Two brothers took the math placement exam last fall and received scores that suggested they were qualified to take prealgebra. However, the scores were at the low end of the prealgebra range and the boys decided to enroll in arithmetic instead. It seemed like a prudent decision. Unfortunately, they didn't take the arithmetic class seriously, their attendance was spotty, and they ended up with bad grades (one D, one F).
How do I know all this? Because they told me. And because I was their arithmetic teacher. On a number of occasions I suggested that they ought to come to class more regularly and earn a few more points. They thanked me effusively for my good advice and then ignored it. I don't think anyone was surprised at the outcome, although the boys seemed just a little bit disappointed, as if they had retained some hope that lightning would strike and they'd get passing grades. They weren't nonplussed (unless “nonplussed” means not sure what to do with an addition symbol).
It was a small surprise to see the brothers in my prealgebra class on the first day of the new semester. I sought them out and reminded them about course prerequisites. They were not taken aback. Instead, they proceeded to fill me in on their experience with the math placement test:
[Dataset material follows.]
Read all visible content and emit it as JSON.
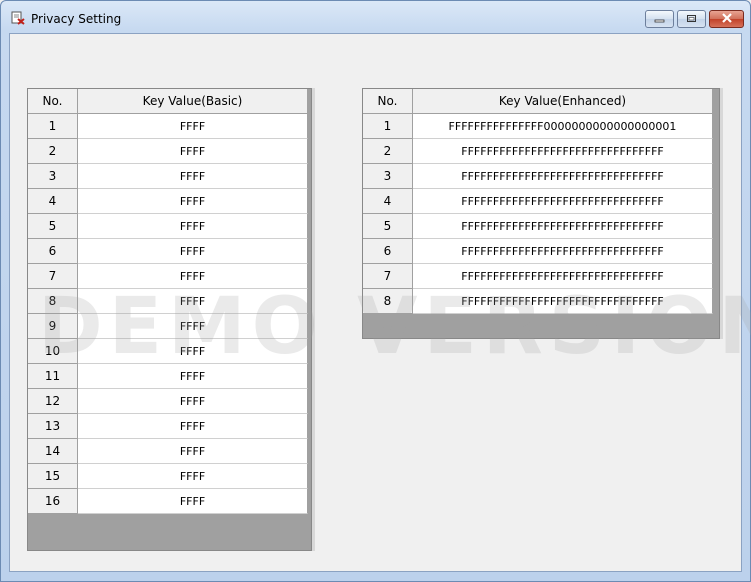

“We could have taken prealgebra last semester based on the results, but we thought we should probably take arithmetic first, even though we got a good score on the arithmetic part.”
“So why didn't you get a good score when you actually took an arithmetic class?”
“That's a good question, Dr. Z.”
But they didn't have a good answer.
“What do you plan to do, since you didn't get a C in arithmetic?”
“Uh, we're going to take your prealgebra class. We still have our placement scores from last semester and that qualifies us to take prealgebra.”
Perhaps they weren't nonplussed, but I was.
“And you think that will work?”
“Oh, yeah,” said one, while the other brother nodded his head.
Oh, boy. It's going to be a fun semester.